we had a similar problem, guest never read the listing, arrived surprised "oh you have a dog" - actually we have three, marked us badly on cleanliness purely because there are dogs here, although everyone else has 5 starred us as "spotless" and even messaged us to say he wasn't a "doggy" person. Previous guests that month had commented on how well behaved our dogs are, so this guy obviously didn't read reviews on the first page.
Same gentleman also marked us down on "location" despite photos inside out of the window, outside and aerial view, google streetview photos and accurate times and distances to all facilities.
It only annoyed us because he was only our fifth guest, so low stars had quite an impact overall.
An Airbnb first-timer as well.
Good to read your comments.Yes it's quite a steep learning curve for new Hosts and it is said that time is a great healer (which it is).
A new host always (I think) goes to great lengths in providing a fantastic experience for his/her guests and I have found that to be rewarding with very few problem reviews. I have found, however, that where I have gone way over the top with assistance and extra help I haven't received a review at all. These would be from primarily younger guests who haven't yet discovered or learned what constitutes acceptable behaviour!
One thing I have done is to introduce a Visitors Book, which came about by accident when I discovered an old one from years back. I leave it in plain sight in the dining room so guests having breakfast already expect me to ask for their email. Mostly they are really surprised at the volume and superlative nature of the entries .This,for me, is as important as the Airbnb reviews and is a good indication of what will appear on-site.This gives me a good-soup-glow feeling immediately after guests leave and makes the extra effort really worthwhile.
The problem with many guests is that they don't read the House Rules which can then come back to bite them. Mostly Airbnb newbie guests seem to think that an Airbnb listing is the same as an Hotel with 24 -7 service and facilities.
I wish you great success and less of the problematic guests
Regards Robin. (15 month Superhost with 38 different Nationalities to crow about!)
Jessica I agree with you I have a GSD and a cat I list this on my site. My guests gave me a review that said there was dog hair every where. I vacuum on a daily basis so my home is clean.
what does it matter, dogs swim in pools all the time. pool have chlorine for a reason. I hate guest like that, sorry but that review should just be taken down.
Airbnb should allow us to remove 1 review per 50 I believe. I also think if a guest has left less than 2 reviews and 1 of those is a 1 star to me. I should be able to contest the review no questions asked.
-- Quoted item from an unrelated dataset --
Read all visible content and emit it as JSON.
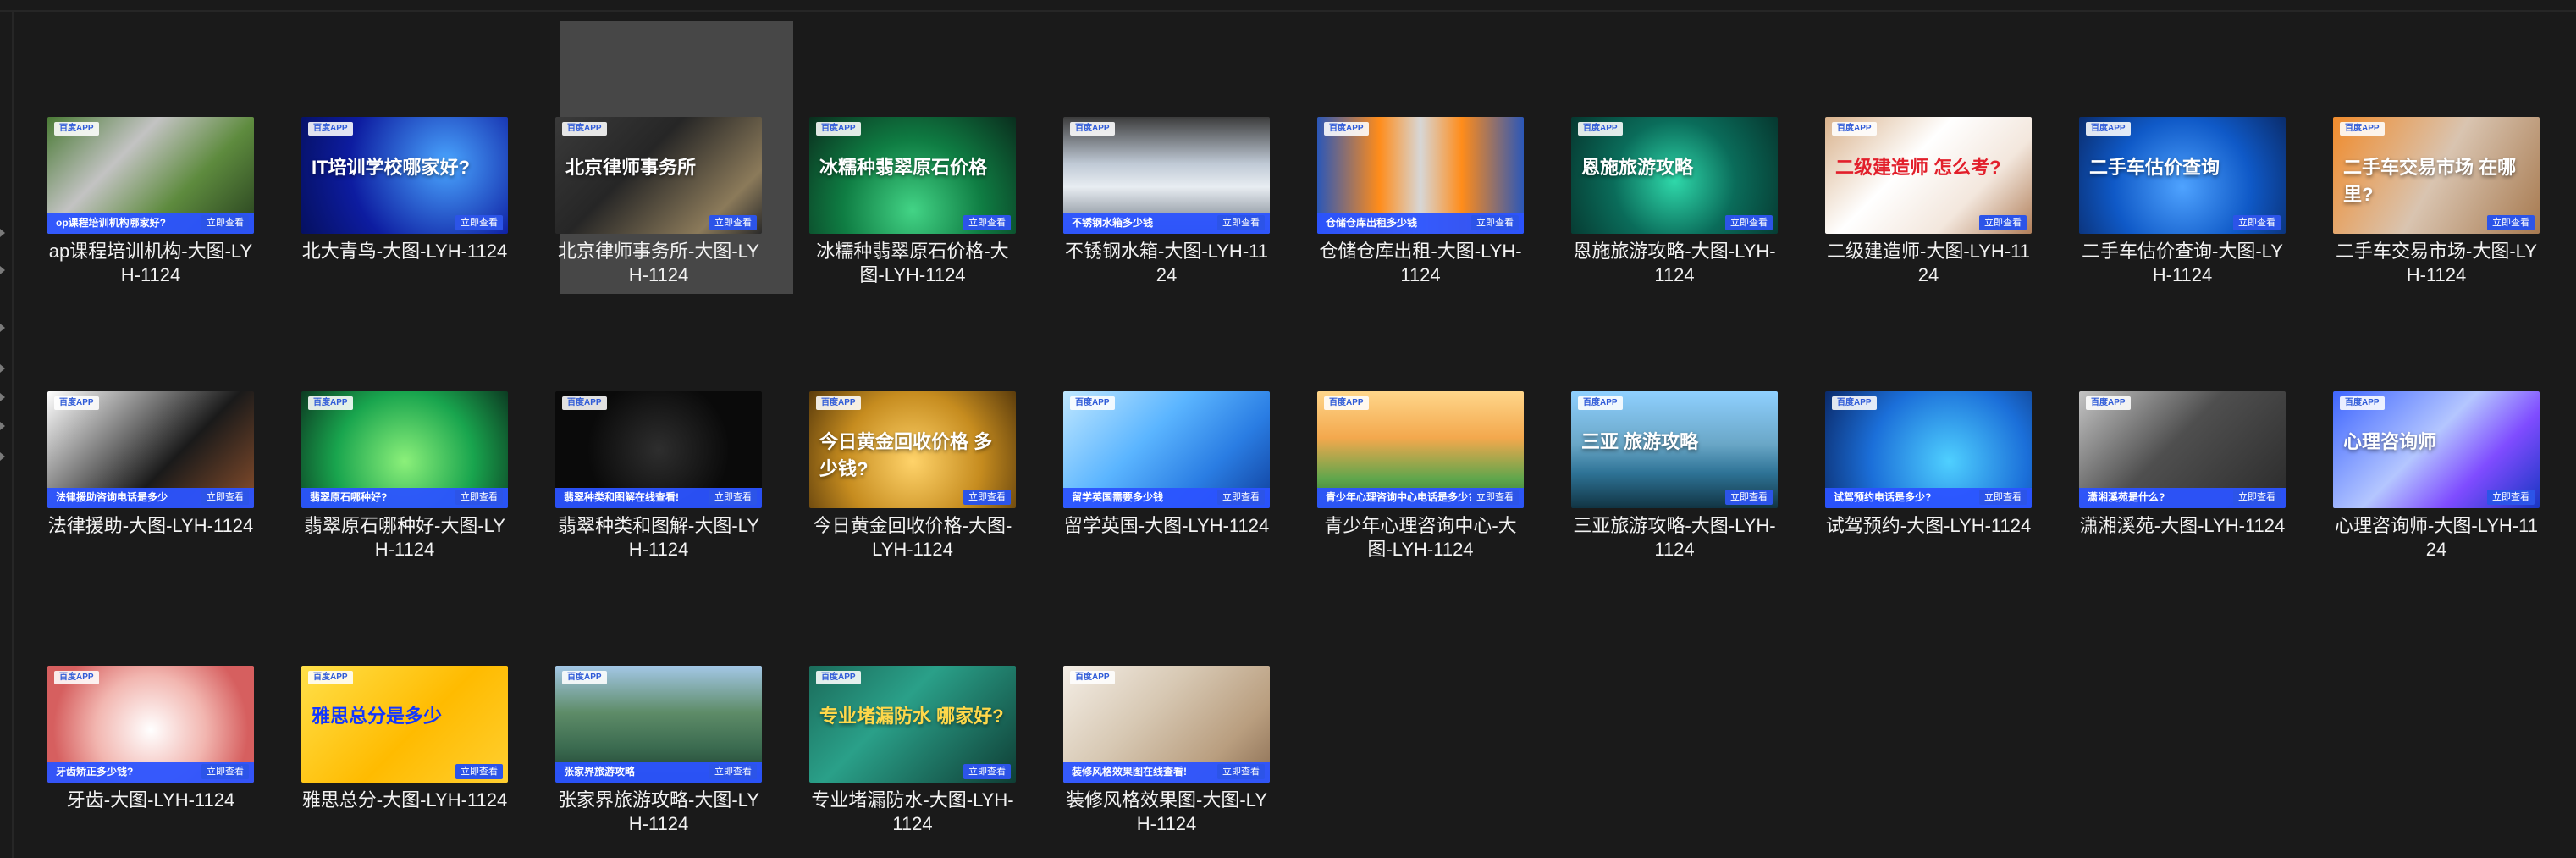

Airbnb should trust a superhost with 100 positive reviews over 1 person who just tried Airbnb for the first time and had unrealistic expectations giving you your 1 and only 1 star review.
You indeed were very very lucky. I found no reps to be helpful when guests write a false review.
I have lost my status even though my other reviews are excellent.